- Dataset:
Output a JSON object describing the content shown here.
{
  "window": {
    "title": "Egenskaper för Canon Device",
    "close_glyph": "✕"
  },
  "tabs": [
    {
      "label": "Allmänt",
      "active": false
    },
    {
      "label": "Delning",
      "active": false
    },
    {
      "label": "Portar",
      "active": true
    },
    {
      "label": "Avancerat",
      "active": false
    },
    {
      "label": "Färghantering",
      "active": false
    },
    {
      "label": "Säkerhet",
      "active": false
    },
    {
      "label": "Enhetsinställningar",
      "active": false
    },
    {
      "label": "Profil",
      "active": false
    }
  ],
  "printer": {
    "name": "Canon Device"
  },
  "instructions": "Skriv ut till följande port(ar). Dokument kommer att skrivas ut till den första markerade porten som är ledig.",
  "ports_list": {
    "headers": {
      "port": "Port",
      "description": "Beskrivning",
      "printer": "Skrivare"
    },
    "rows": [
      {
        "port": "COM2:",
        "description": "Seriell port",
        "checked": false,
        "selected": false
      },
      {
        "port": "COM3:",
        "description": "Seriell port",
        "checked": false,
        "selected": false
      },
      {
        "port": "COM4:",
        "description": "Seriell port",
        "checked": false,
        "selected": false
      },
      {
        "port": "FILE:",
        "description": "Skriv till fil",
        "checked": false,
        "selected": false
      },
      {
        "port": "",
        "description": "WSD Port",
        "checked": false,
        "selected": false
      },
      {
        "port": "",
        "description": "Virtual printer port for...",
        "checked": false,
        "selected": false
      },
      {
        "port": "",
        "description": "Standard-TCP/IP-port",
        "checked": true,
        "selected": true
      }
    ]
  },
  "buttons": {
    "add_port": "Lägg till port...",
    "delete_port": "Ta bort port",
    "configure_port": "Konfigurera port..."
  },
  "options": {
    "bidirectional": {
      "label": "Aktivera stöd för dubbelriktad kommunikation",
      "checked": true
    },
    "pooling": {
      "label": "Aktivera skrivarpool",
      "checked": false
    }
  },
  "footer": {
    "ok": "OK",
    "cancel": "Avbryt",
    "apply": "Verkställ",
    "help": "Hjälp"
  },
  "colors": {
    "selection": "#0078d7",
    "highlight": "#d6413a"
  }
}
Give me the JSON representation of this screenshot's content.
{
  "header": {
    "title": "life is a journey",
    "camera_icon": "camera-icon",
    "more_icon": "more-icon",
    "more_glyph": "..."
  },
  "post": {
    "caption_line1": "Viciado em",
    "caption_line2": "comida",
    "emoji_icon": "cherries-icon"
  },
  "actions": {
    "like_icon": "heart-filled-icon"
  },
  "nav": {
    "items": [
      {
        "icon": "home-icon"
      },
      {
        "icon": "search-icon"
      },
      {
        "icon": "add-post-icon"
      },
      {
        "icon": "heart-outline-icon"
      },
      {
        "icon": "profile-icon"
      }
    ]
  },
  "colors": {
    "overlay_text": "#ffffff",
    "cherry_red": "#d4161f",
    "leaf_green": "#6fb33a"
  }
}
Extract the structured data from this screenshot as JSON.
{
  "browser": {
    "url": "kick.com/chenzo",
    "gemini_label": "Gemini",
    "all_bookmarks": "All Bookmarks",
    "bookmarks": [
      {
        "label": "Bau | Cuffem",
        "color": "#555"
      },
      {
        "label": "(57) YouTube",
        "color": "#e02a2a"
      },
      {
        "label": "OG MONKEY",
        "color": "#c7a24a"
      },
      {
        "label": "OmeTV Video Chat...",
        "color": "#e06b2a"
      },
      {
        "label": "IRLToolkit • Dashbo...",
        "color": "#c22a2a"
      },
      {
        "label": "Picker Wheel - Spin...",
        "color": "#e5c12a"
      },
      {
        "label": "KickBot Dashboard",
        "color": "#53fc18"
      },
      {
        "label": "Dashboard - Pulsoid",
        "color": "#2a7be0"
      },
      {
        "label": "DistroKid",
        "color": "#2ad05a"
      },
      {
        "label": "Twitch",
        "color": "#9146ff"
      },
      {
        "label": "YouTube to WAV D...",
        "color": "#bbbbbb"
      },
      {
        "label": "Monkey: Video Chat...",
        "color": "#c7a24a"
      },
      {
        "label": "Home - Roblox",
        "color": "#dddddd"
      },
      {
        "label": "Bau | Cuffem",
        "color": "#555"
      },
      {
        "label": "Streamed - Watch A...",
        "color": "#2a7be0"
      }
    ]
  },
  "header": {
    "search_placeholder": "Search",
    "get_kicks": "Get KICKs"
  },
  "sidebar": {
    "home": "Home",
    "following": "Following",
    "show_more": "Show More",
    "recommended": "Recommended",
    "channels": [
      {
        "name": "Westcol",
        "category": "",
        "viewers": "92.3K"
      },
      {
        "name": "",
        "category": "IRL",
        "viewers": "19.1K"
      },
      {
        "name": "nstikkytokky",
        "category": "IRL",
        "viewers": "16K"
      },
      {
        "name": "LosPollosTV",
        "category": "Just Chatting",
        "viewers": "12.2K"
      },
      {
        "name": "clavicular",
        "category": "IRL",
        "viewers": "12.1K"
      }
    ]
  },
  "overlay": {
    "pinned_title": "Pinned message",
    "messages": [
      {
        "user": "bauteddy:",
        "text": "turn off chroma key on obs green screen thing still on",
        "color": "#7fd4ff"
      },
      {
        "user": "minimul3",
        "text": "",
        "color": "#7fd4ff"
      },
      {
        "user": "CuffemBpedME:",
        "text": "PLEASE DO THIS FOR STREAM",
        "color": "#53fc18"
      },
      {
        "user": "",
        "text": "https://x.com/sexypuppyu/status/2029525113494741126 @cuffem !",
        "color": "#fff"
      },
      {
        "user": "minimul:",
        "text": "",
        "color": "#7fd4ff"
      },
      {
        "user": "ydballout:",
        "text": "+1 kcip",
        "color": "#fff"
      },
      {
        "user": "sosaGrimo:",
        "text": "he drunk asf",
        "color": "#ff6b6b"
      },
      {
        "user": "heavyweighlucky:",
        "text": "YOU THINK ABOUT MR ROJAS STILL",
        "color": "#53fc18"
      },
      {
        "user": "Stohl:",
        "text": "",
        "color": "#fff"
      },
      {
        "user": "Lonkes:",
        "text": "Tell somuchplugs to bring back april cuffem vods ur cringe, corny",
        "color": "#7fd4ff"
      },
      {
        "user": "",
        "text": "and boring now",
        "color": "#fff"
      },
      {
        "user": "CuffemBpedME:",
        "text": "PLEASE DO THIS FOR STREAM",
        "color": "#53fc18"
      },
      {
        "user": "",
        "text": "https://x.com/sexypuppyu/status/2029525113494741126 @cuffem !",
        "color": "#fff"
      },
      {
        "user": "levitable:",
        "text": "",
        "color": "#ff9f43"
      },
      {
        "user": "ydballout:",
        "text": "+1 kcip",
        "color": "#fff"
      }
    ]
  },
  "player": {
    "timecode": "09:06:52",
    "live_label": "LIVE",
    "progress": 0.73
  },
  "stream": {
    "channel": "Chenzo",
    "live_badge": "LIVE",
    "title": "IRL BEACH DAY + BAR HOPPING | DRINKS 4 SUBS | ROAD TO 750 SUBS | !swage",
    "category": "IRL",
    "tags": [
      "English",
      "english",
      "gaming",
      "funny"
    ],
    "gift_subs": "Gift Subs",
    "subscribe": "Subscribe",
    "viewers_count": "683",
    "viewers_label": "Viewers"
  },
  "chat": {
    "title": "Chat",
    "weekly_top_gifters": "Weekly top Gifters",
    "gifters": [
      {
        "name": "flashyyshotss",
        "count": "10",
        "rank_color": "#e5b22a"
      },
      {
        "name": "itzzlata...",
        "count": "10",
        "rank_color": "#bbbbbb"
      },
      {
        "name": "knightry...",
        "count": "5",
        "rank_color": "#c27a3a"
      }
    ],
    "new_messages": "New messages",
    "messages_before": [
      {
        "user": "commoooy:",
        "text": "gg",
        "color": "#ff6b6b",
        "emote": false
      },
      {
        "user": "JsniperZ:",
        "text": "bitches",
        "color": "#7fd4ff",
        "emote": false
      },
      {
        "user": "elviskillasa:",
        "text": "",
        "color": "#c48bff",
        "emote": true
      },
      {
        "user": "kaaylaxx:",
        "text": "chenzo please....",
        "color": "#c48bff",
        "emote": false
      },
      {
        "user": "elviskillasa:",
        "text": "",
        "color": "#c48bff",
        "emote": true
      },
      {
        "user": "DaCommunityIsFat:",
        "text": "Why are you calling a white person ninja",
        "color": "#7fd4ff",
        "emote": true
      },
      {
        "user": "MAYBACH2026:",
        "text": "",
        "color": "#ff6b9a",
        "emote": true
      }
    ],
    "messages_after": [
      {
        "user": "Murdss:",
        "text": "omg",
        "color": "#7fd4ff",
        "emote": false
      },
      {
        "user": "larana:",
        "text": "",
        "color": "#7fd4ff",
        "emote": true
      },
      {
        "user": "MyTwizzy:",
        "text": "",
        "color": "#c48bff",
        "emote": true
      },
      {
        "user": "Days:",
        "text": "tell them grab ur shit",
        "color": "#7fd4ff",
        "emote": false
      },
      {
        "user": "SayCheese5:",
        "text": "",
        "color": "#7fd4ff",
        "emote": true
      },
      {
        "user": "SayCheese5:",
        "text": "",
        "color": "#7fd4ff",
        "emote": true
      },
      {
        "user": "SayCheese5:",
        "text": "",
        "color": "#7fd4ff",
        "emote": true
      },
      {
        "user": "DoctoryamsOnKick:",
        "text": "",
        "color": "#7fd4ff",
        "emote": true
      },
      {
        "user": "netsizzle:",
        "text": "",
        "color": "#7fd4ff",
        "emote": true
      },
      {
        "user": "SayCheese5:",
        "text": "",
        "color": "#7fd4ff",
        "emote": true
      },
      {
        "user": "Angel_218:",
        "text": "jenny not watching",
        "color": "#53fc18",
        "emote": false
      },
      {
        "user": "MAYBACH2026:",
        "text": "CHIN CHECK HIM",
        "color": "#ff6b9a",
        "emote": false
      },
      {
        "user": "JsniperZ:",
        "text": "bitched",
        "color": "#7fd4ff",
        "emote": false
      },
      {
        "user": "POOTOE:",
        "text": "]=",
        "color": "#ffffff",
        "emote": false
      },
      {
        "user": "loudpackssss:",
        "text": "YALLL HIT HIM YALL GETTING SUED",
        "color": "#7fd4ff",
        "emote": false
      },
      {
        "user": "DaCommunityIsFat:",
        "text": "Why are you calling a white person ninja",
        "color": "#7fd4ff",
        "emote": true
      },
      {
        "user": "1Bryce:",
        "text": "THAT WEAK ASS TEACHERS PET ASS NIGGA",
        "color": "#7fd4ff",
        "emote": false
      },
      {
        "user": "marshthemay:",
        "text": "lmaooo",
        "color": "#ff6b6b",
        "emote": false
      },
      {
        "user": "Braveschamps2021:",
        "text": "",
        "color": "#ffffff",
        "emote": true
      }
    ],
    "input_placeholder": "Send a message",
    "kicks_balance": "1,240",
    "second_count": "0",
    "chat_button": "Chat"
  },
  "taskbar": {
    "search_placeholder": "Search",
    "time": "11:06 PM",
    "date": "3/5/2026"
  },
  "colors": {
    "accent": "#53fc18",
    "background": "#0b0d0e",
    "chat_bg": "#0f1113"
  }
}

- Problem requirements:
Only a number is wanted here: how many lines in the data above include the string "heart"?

- Answer for the task:
2